Supplied data —
┄┄┄┄┄┄┄┄┄┄

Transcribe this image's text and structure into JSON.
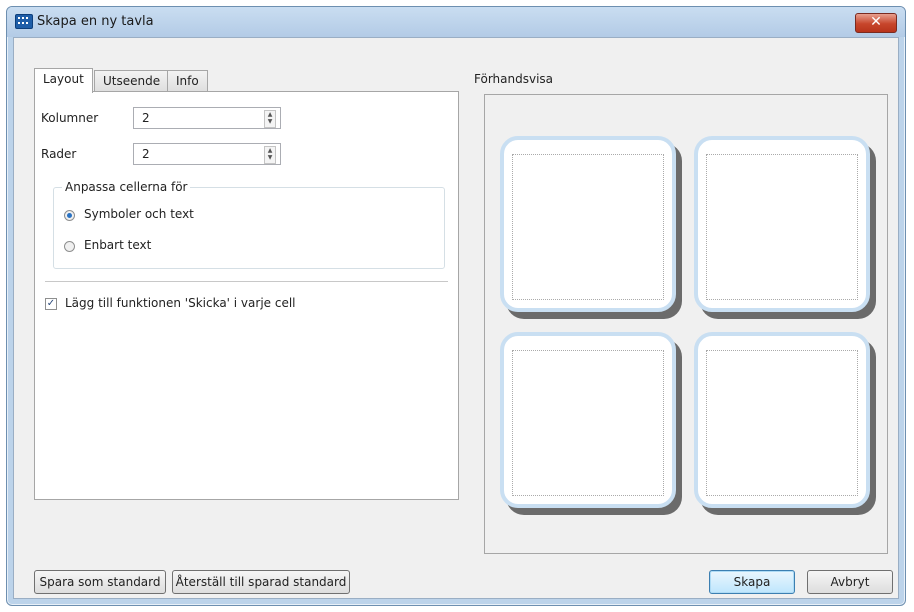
{
  "window": {
    "title": "Skapa en ny tavla",
    "close_symbol": "✕"
  },
  "tabs": [
    {
      "label": "Layout",
      "active": true
    },
    {
      "label": "Utseende",
      "active": false
    },
    {
      "label": "Info",
      "active": false
    }
  ],
  "layout": {
    "columns": {
      "label": "Kolumner",
      "value": "2"
    },
    "rows": {
      "label": "Rader",
      "value": "2"
    },
    "adapt_group": {
      "title": "Anpassa cellerna för",
      "options": [
        {
          "label": "Symboler och text",
          "selected": true
        },
        {
          "label": "Enbart text",
          "selected": false
        }
      ]
    },
    "send_checkbox": {
      "label": "Lägg till funktionen 'Skicka' i varje cell",
      "checked": true
    }
  },
  "preview": {
    "label": "Förhandsvisa",
    "grid_columns": 2,
    "grid_rows": 2
  },
  "buttons": {
    "save_default": "Spara som standard",
    "restore_default": "Återställ till sparad standard",
    "create": "Skapa",
    "cancel": "Avbryt"
  },
  "colors": {
    "accent": "#2a72c2",
    "close": "#c7452b",
    "cell_border": "#c9dff2"
  }
}
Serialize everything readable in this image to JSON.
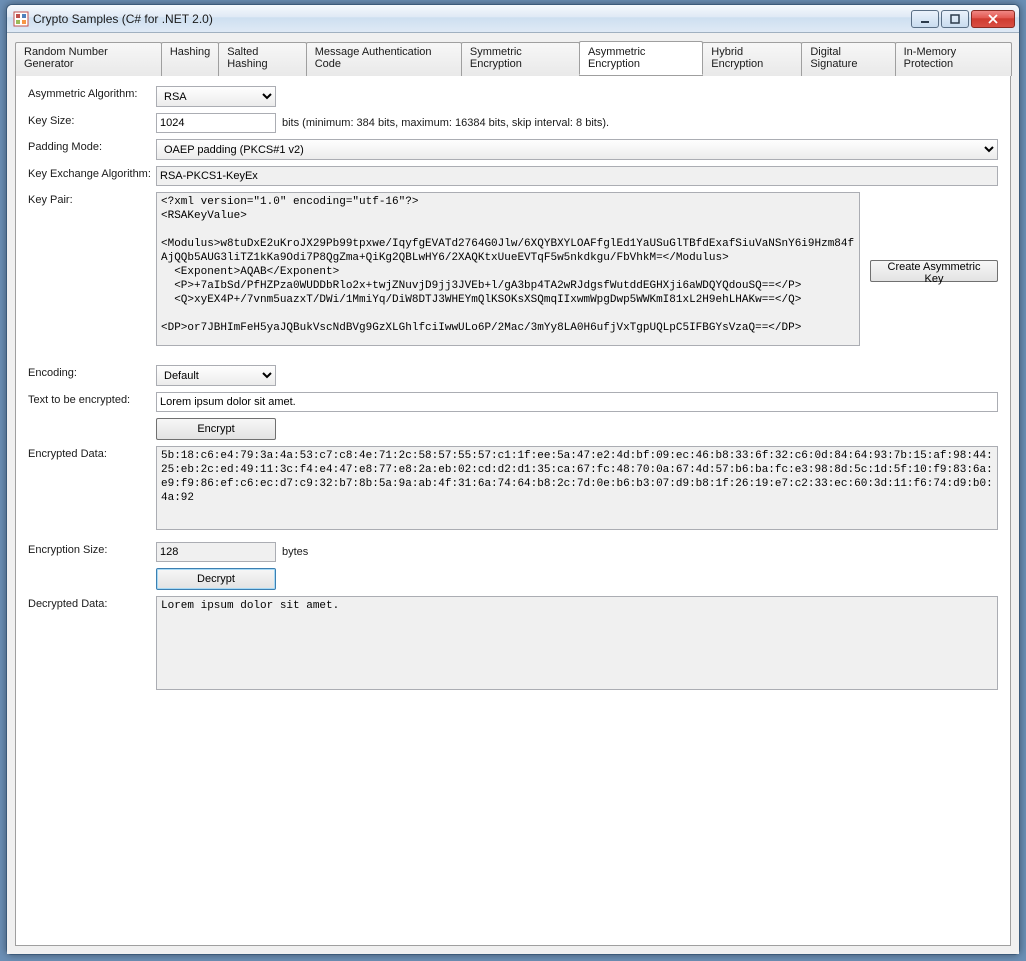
{
  "window": {
    "title": "Crypto Samples (C# for .NET 2.0)",
    "min_tooltip": "Minimize",
    "max_tooltip": "Maximize",
    "close_tooltip": "Close"
  },
  "tabs": [
    {
      "label": "Random Number Generator"
    },
    {
      "label": "Hashing"
    },
    {
      "label": "Salted Hashing"
    },
    {
      "label": "Message Authentication Code"
    },
    {
      "label": "Symmetric Encryption"
    },
    {
      "label": "Asymmetric Encryption"
    },
    {
      "label": "Hybrid Encryption"
    },
    {
      "label": "Digital Signature"
    },
    {
      "label": "In-Memory Protection"
    }
  ],
  "active_tab_index": 5,
  "form": {
    "algorithm": {
      "label": "Asymmetric Algorithm:",
      "value": "RSA"
    },
    "key_size": {
      "label": "Key Size:",
      "value": "1024",
      "hint": "bits (minimum: 384 bits, maximum: 16384 bits, skip interval: 8 bits)."
    },
    "padding_mode": {
      "label": "Padding Mode:",
      "value": "OAEP padding (PKCS#1 v2)"
    },
    "key_exchange": {
      "label": "Key Exchange Algorithm:",
      "value": "RSA-PKCS1-KeyEx"
    },
    "key_pair": {
      "label": "Key Pair:",
      "button": "Create Asymmetric Key",
      "value": "<?xml version=\"1.0\" encoding=\"utf-16\"?>\n<RSAKeyValue>\n\n<Modulus>w8tuDxE2uKroJX29Pb99tpxwe/IqyfgEVATd2764G0Jlw/6XQYBXYLOAFfglEd1YaUSuGlTBfdExafSiuVaNSnY6i9Hzm84fAjQQb5AUG3liTZ1kKa9Odi7P8QgZma+QiKg2QBLwHY6/2XAQKtxUueEVTqF5w5nkdkgu/FbVhkM=</Modulus>\n  <Exponent>AQAB</Exponent>\n  <P>+7aIbSd/PfHZPza0WUDDbRlo2x+twjZNuvjD9jj3JVEb+l/gA3bp4TA2wRJdgsfWutddEGHXji6aWDQYQdouSQ==</P>\n  <Q>xyEX4P+/7vnm5uazxT/DWi/1MmiYq/DiW8DTJ3WHEYmQlKSOKsXSQmqIIxwmWpgDwp5WWKmI81xL2H9ehLHAKw==</Q>\n\n<DP>or7JBHImFeH5yaJQBukVscNdBVg9GzXLGhlfciIwwULo6P/2Mac/3mYy8LA0H6ufjVxTgpUQLpC5IFBGYsVzaQ==</DP>"
    },
    "encoding": {
      "label": "Encoding:",
      "value": "Default"
    },
    "text_to_encrypt": {
      "label": "Text to be encrypted:",
      "value": "Lorem ipsum dolor sit amet."
    },
    "encrypt_button": "Encrypt",
    "encrypted_data": {
      "label": "Encrypted Data:",
      "value": "5b:18:c6:e4:79:3a:4a:53:c7:c8:4e:71:2c:58:57:55:57:c1:1f:ee:5a:47:e2:4d:bf:09:ec:46:b8:33:6f:32:c6:0d:84:64:93:7b:15:af:98:44:25:eb:2c:ed:49:11:3c:f4:e4:47:e8:77:e8:2a:eb:02:cd:d2:d1:35:ca:67:fc:48:70:0a:67:4d:57:b6:ba:fc:e3:98:8d:5c:1d:5f:10:f9:83:6a:e9:f9:86:ef:c6:ec:d7:c9:32:b7:8b:5a:9a:ab:4f:31:6a:74:64:b8:2c:7d:0e:b6:b3:07:d9:b8:1f:26:19:e7:c2:33:ec:60:3d:11:f6:74:d9:b0:4a:92"
    },
    "encryption_size": {
      "label": "Encryption Size:",
      "value": "128",
      "unit": "bytes"
    },
    "decrypt_button": "Decrypt",
    "decrypted_data": {
      "label": "Decrypted Data:",
      "value": "Lorem ipsum dolor sit amet."
    }
  }
}
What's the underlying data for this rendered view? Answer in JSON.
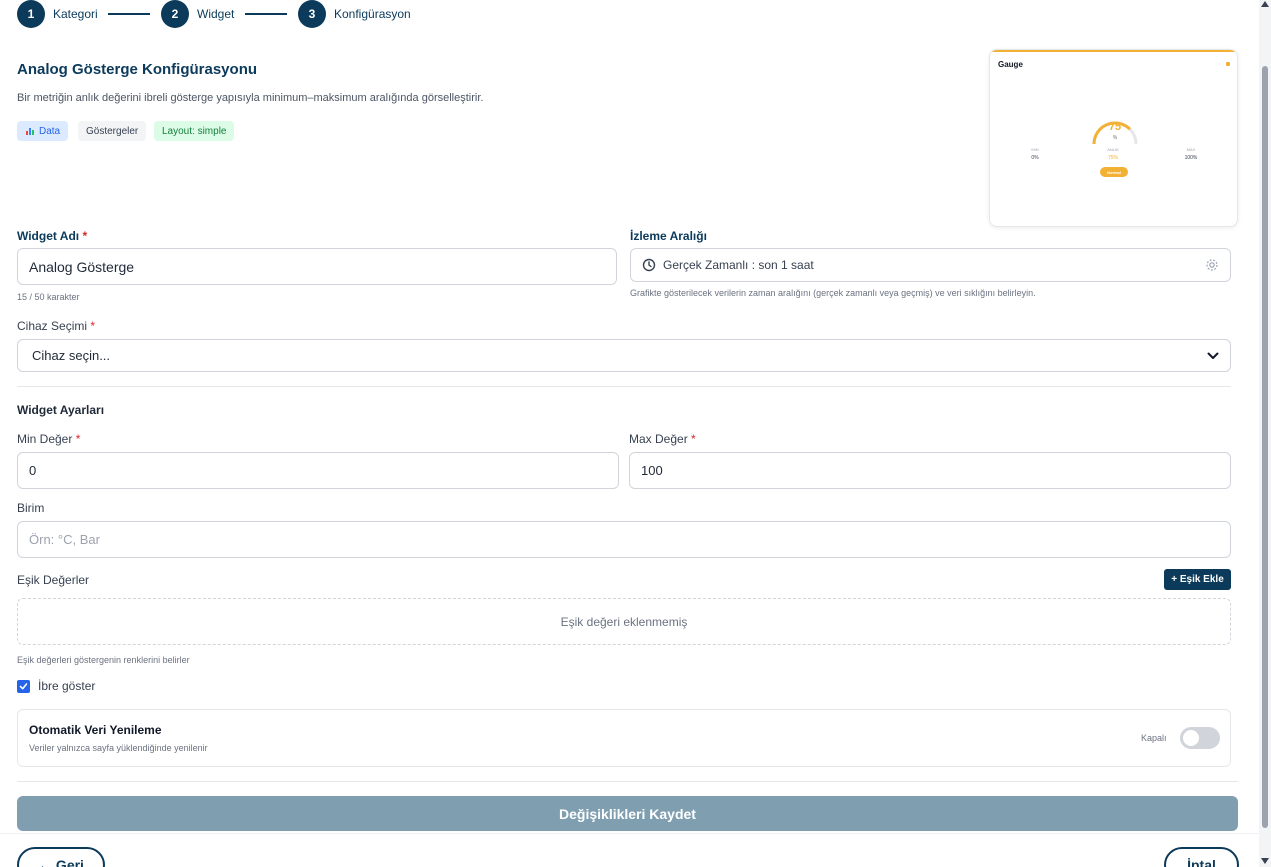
{
  "stepper": {
    "steps": [
      {
        "number": "1",
        "label": "Kategori"
      },
      {
        "number": "2",
        "label": "Widget"
      },
      {
        "number": "3",
        "label": "Konfigürasyon"
      }
    ]
  },
  "header": {
    "title": "Analog Gösterge Konfigürasyonu",
    "description": "Bir metriğin anlık değerini ibreli gösterge yapısıyla minimum–maksimum aralığında görselleştirir.",
    "tags": {
      "data": "Data",
      "category": "Göstergeler",
      "layout": "Layout: simple"
    }
  },
  "preview": {
    "title": "Gauge",
    "value": "75",
    "unit": "%",
    "min_label": "MIN",
    "min_value": "0%",
    "current_label": "ANLIK",
    "current_value": "75%",
    "max_label": "MAX",
    "max_value": "100%",
    "status_badge": "Normal",
    "gauge_fraction": 0.75
  },
  "form": {
    "widget_name": {
      "label": "Widget Adı",
      "required_mark": "*",
      "value": "Analog Gösterge",
      "counter": "15 / 50 karakter"
    },
    "time_range": {
      "label": "İzleme Aralığı",
      "value": "Gerçek Zamanlı : son 1 saat",
      "hint": "Grafikte gösterilecek verilerin zaman aralığını (gerçek zamanlı veya geçmiş) ve veri sıklığını belirleyin."
    },
    "device": {
      "label": "Cihaz Seçimi",
      "required_mark": "*",
      "selected": "Cihaz seçin..."
    },
    "widget_settings": {
      "heading": "Widget Ayarları",
      "min": {
        "label": "Min Değer",
        "required_mark": "*",
        "value": "0"
      },
      "max": {
        "label": "Max Değer",
        "required_mark": "*",
        "value": "100"
      },
      "unit": {
        "label": "Birim",
        "placeholder": "Örn: °C, Bar"
      },
      "thresholds": {
        "label": "Eşik Değerler",
        "add_button": "+ Eşik Ekle",
        "empty_text": "Eşik değeri eklenmemiş",
        "hint": "Eşik değerleri göstergenin renklerini belirler"
      },
      "show_needle": {
        "label": "İbre göster",
        "checked": true
      }
    },
    "auto_refresh": {
      "title": "Otomatik Veri Yenileme",
      "description": "Veriler yalnızca sayfa yüklendiğinde yenilenir",
      "state_label": "Kapalı",
      "enabled": false
    }
  },
  "actions": {
    "save": "Değişiklikleri Kaydet",
    "back": "← Geri",
    "cancel": "İptal"
  },
  "colors": {
    "primary": "#0b3a5a",
    "accent": "#f2b134",
    "save_button": "#7f9fb1",
    "required": "#dc2626"
  }
}
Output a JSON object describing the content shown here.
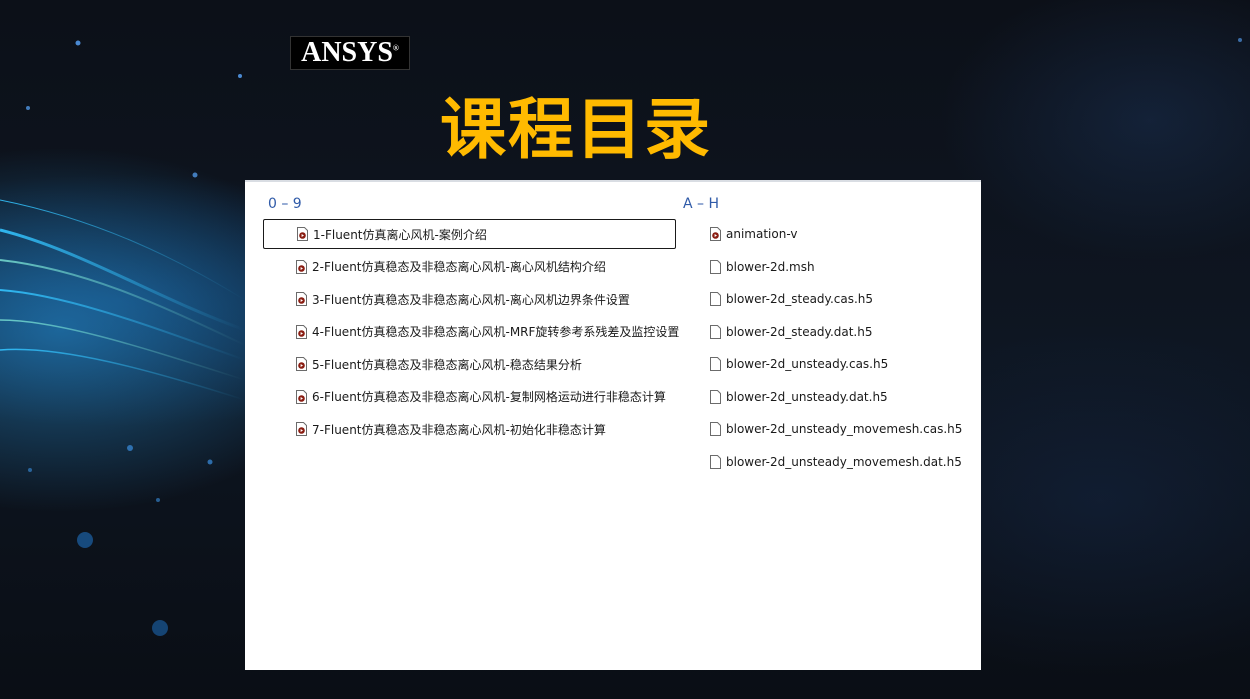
{
  "logo": {
    "text_main": "ANSYS",
    "registered": "®"
  },
  "title": "课程目录",
  "groups": [
    {
      "header": "0 – 9",
      "items": [
        {
          "label": "1-Fluent仿真离心风机-案例介绍",
          "icon": "video-file-icon",
          "selected": true
        },
        {
          "label": "2-Fluent仿真稳态及非稳态离心风机-离心风机结构介绍",
          "icon": "video-file-icon"
        },
        {
          "label": "3-Fluent仿真稳态及非稳态离心风机-离心风机边界条件设置",
          "icon": "video-file-icon"
        },
        {
          "label": "4-Fluent仿真稳态及非稳态离心风机-MRF旋转参考系残差及监控设置",
          "icon": "video-file-icon"
        },
        {
          "label": "5-Fluent仿真稳态及非稳态离心风机-稳态结果分析",
          "icon": "video-file-icon"
        },
        {
          "label": "6-Fluent仿真稳态及非稳态离心风机-复制网格运动进行非稳态计算",
          "icon": "video-file-icon"
        },
        {
          "label": "7-Fluent仿真稳态及非稳态离心风机-初始化非稳态计算",
          "icon": "video-file-icon"
        }
      ]
    },
    {
      "header": "A – H",
      "items": [
        {
          "label": "animation-v",
          "icon": "video-file-icon"
        },
        {
          "label": "blower-2d.msh",
          "icon": "blank-file-icon"
        },
        {
          "label": "blower-2d_steady.cas.h5",
          "icon": "blank-file-icon"
        },
        {
          "label": "blower-2d_steady.dat.h5",
          "icon": "blank-file-icon"
        },
        {
          "label": "blower-2d_unsteady.cas.h5",
          "icon": "blank-file-icon"
        },
        {
          "label": "blower-2d_unsteady.dat.h5",
          "icon": "blank-file-icon"
        },
        {
          "label": "blower-2d_unsteady_movemesh.cas.h5",
          "icon": "blank-file-icon"
        },
        {
          "label": "blower-2d_unsteady_movemesh.dat.h5",
          "icon": "blank-file-icon"
        }
      ]
    }
  ],
  "colors": {
    "title": "#ffba00",
    "group_header": "#2f5aa8",
    "logo_accent": "#ffb81c"
  }
}
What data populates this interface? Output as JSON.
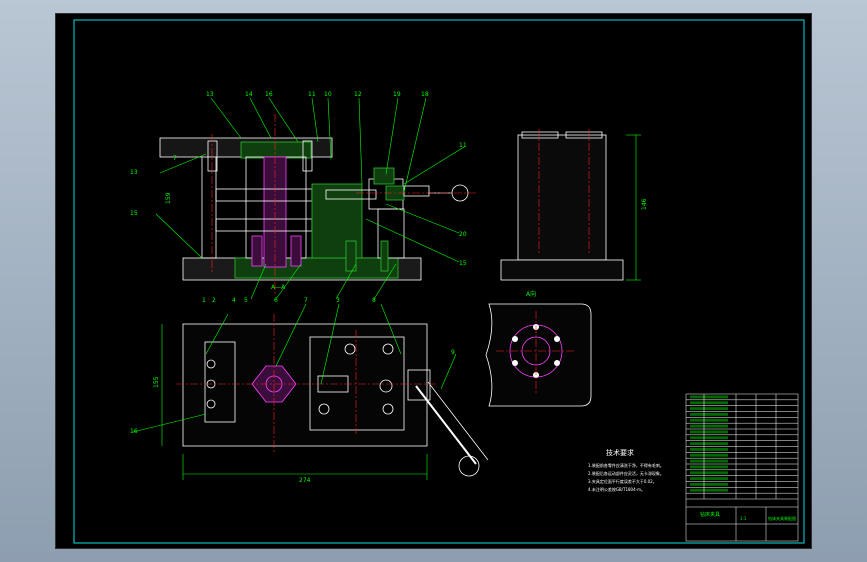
{
  "colors": {
    "background_gradient_top": "#b9c6d4",
    "background_gradient_bottom": "#8d9eb0",
    "sheet_background": "#000000",
    "frame_border": "#00e0e0",
    "geometry": "#ffffff",
    "leaders": "#00ff00",
    "centerlines": "#ff2020",
    "highlight_parts": "#ff40ff",
    "dimension_text": "#00ff00"
  },
  "drawing": {
    "section_label": "A—A",
    "view_label": "A向",
    "dimensions": {
      "overall_length": "274",
      "base_width": "155",
      "height_main": "159",
      "height_side": "146",
      "small": "7"
    },
    "balloons_top": [
      "13",
      "14",
      "16",
      "11",
      "10",
      "12",
      "19",
      "18"
    ],
    "balloons_bottom": [
      "1",
      "2",
      "3",
      "4",
      "5",
      "6",
      "7",
      "8"
    ],
    "balloons_plan": [
      "1",
      "2",
      "4",
      "7",
      "8",
      "3",
      "9"
    ],
    "balloons_right": [
      "11",
      "20",
      "15"
    ],
    "balloons_left": [
      "13",
      "15",
      "16"
    ]
  },
  "tech_notes": {
    "title": "技术要求",
    "lines": [
      "1.装配前各零件应清洗干净，不得有毛刺。",
      "2.装配后各运动部件应灵活，无卡滞现象。",
      "3.夹具定位面平行度误差不大于0.02。",
      "4.未注明公差按GB/T1804-m。"
    ]
  },
  "title_block": {
    "title": "钻床夹具",
    "drawing_no": "钻床夹具装配图",
    "scale": "1:1",
    "parts_rows": 18
  }
}
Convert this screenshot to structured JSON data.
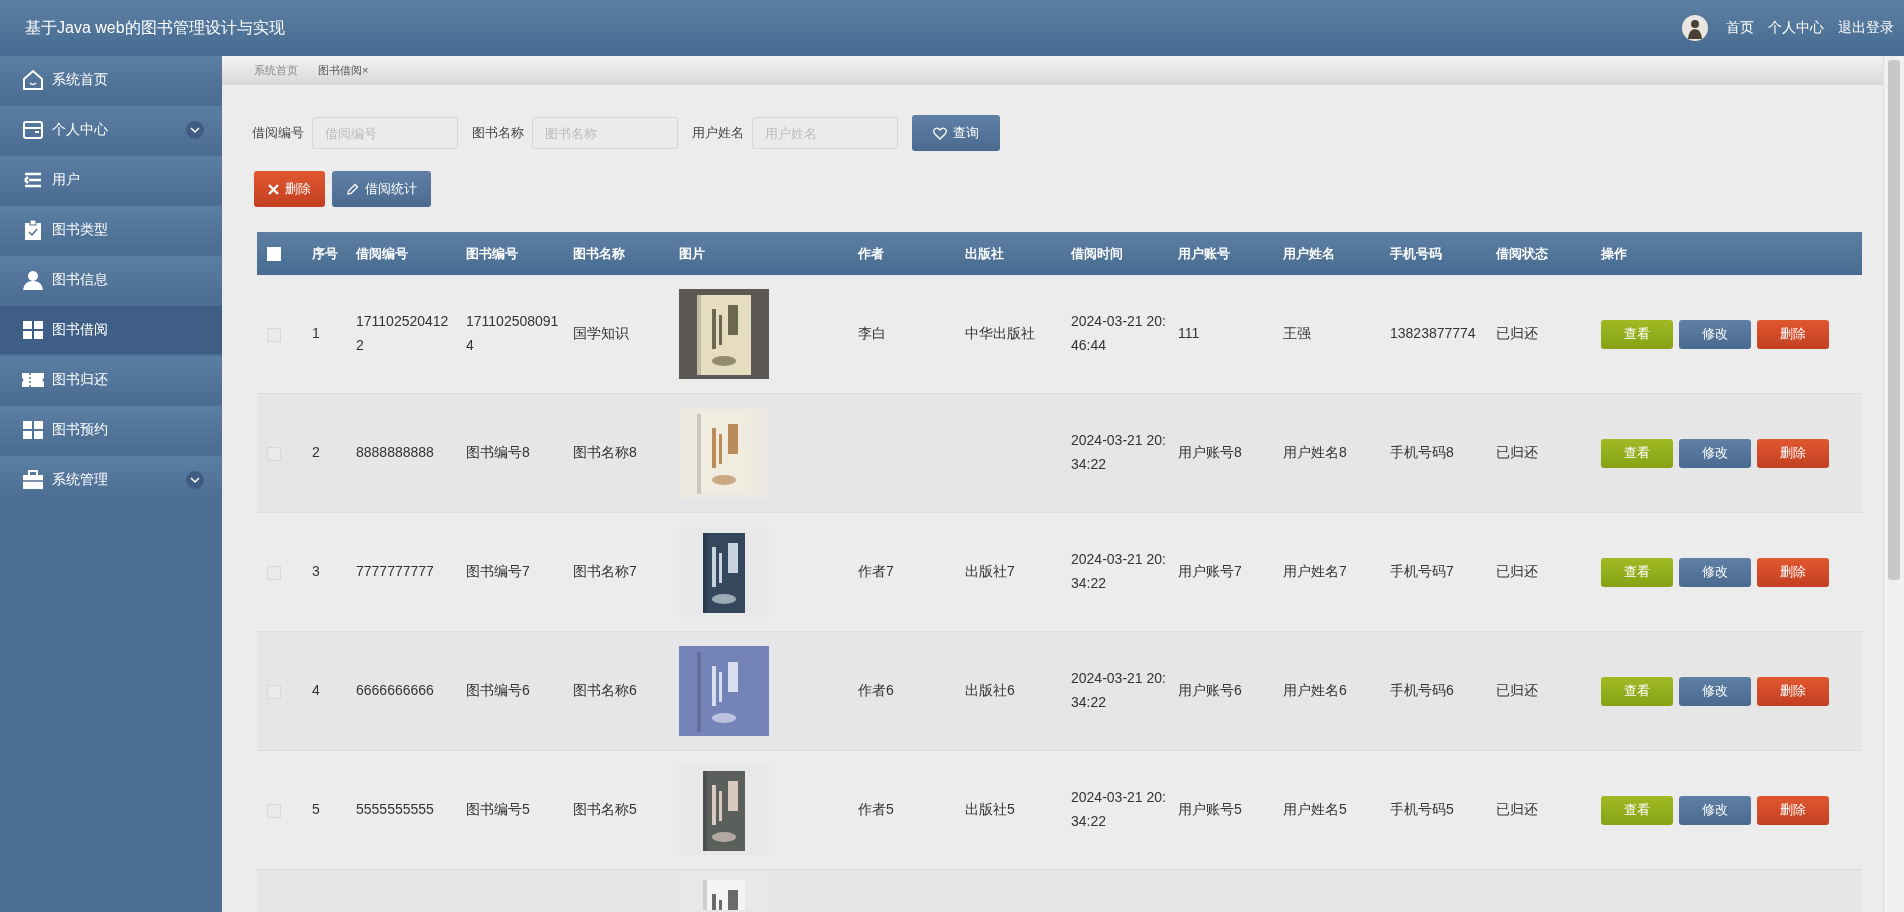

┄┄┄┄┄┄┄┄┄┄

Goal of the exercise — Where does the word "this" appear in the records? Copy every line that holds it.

Solution below —
Transcribe this image's text and structure into JSON.
Serialize everything readable in this image to JSON.
What's the underlying data for this rendered view? Answer in JSON.
What data populates this interface? Output as JSON.
Convert this screenshot to structured JSON data.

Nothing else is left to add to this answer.